John Silvis was elected President of CFA Society of Cleveland for the upcoming year, beginning July 1st. The CFA Society Cleveland was founded in 1950 and provides investment related programs and services to its Northeast Ohio-based membership of approximately 510 members. Earlier this year in March, John attended the 2016 CFA Institute Americas Regional Leadership Meeting at the Loews Coronado Bay Resort.
This newsletter represents an assessment of the economic and market environment at a specific moment in time and is not intended to be a forecast of future events or any guarantee of future results. It is for informational purposes only and should not be relied upon as research or investment/financial planning/tax advice. It should not be considered as a solicitation or recommendation by Fairport to buy, sell or continue to hold securities or other investments. Past performance is not a guarantee of future results, and is not indicative of any specific investment. It should not be assumed that the investment process and strategy discussed herein has been or will prove to be profitable. Diversification and strategic asset allocation do not assure profit or protect against loss in declining markets.
Fairport is registered with HighTower Securities, LLC, member FINRA and SIPC, and with HighTower Advisors, LLC, a registered investment advisor with the SEC. Securities are offered through HighTower Securities, LLC; advisory services are offered through HighTower Advisors, LLC.
This is not an offer to buy or sell securities.
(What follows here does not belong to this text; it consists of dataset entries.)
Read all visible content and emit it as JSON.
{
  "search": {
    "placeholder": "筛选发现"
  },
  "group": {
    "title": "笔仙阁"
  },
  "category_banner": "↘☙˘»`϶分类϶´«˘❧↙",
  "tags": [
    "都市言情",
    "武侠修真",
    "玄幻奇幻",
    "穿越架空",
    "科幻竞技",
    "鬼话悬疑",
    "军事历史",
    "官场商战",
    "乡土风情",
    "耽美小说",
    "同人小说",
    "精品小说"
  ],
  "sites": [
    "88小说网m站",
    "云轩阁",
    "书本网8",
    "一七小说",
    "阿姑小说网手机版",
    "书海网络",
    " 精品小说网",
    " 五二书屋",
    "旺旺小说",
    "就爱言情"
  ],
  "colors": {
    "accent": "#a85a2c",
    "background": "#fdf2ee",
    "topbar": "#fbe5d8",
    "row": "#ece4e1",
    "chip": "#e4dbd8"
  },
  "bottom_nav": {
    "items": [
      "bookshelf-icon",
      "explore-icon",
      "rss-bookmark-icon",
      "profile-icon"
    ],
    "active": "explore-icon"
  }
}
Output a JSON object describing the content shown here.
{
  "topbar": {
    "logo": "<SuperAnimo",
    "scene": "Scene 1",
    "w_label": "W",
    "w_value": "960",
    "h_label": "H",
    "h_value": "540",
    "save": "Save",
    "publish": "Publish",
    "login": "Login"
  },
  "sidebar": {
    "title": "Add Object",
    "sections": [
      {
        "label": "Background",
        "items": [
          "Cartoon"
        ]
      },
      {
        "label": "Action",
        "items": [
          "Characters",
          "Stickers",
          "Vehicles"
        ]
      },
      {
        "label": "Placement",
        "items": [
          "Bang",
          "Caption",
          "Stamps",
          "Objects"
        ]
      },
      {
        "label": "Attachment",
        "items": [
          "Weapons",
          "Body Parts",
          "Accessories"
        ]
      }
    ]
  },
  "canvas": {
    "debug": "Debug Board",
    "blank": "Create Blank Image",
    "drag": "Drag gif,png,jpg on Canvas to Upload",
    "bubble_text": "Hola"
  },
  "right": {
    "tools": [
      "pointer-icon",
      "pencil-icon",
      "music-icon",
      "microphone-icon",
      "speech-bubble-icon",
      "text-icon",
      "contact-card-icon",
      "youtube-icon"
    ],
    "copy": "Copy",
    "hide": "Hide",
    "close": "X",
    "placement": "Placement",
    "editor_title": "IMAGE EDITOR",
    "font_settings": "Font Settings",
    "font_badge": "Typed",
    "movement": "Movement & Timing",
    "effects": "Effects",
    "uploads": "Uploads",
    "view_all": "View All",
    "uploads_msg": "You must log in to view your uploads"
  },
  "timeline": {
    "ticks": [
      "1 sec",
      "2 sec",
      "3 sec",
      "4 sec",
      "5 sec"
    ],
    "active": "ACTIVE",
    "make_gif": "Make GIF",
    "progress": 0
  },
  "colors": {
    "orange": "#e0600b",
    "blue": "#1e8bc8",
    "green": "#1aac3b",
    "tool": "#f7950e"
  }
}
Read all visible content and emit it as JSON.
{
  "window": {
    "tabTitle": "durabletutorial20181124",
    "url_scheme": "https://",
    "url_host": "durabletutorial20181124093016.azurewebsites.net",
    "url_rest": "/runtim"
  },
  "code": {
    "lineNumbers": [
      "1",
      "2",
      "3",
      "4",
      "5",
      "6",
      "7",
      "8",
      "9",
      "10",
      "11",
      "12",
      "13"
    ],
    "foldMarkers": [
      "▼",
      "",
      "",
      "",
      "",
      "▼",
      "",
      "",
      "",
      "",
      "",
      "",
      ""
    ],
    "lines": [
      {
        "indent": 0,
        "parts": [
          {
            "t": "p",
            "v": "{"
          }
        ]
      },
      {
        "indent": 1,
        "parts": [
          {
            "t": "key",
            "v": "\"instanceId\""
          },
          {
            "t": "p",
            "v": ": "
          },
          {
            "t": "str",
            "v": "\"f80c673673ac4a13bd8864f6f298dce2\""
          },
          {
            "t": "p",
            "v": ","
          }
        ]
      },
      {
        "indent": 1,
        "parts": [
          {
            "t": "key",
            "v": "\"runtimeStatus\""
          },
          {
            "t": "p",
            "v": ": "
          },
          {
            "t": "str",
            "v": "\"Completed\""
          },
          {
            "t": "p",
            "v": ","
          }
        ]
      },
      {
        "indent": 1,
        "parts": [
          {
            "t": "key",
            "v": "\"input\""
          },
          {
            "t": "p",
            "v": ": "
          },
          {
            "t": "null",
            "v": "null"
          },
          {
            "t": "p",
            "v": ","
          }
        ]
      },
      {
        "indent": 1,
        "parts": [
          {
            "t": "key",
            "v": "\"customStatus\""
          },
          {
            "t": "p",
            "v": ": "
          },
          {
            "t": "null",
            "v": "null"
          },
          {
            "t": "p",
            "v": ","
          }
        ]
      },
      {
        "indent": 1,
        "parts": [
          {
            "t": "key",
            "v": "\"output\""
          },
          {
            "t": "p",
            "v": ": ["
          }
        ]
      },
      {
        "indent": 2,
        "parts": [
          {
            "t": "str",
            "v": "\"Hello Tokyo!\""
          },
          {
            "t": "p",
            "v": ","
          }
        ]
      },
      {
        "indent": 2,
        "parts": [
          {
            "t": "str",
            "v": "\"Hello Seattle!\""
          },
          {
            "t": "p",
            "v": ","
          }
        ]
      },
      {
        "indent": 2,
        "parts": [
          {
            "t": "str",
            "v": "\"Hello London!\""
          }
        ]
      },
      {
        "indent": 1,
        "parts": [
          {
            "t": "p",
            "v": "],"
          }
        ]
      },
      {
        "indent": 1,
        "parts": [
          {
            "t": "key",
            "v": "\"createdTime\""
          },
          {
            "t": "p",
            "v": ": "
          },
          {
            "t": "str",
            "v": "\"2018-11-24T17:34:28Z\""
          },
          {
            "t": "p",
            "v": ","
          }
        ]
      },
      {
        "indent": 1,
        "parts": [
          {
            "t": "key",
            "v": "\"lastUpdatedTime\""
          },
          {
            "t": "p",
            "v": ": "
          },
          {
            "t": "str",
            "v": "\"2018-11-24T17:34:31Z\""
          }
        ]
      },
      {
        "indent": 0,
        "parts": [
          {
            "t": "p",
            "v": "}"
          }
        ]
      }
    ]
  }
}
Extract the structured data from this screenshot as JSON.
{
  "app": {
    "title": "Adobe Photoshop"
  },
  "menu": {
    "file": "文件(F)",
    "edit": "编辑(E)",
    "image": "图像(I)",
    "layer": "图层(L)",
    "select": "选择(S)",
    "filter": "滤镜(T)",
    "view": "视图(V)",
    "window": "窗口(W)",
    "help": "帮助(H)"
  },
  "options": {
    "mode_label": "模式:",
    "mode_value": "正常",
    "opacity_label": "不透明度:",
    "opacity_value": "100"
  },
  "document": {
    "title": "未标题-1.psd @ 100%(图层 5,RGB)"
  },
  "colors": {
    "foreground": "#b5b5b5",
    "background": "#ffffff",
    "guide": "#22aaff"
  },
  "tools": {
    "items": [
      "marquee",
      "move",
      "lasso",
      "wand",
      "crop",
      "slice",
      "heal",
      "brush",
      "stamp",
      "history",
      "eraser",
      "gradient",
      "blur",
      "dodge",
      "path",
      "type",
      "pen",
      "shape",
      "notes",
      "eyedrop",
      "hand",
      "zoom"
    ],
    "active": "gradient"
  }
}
No investment process is free of risk, and there is no guarantee that the investment process or the investment opportunities referenced herein will be profitable. Past performance is not indicative of current or future performance and is not a guarantee. The investment opportunities referenced herein may not be suitable for all investors.
All data and information reference herein are from sources believed to be reliable. Any opinions, news, research, analyses, prices, or other information contained in this research is provided as general market commentary, it does not constitute investment advice. The team and HighTower shall not in any way be liable for claims, and make no expressed or implied representations or warranties as to the accuracy or completeness of the data and other information, or for statements or errors contained in or omissions from the obtained data and information referenced herein. The data and information are provided as of the date referenced. Such data and information are subject to change without notice.
This document was created for informational purposes only; the opinions expressed are solely those of the team and do not represent those of HighTower Advisors, LLC, or any of its affiliates.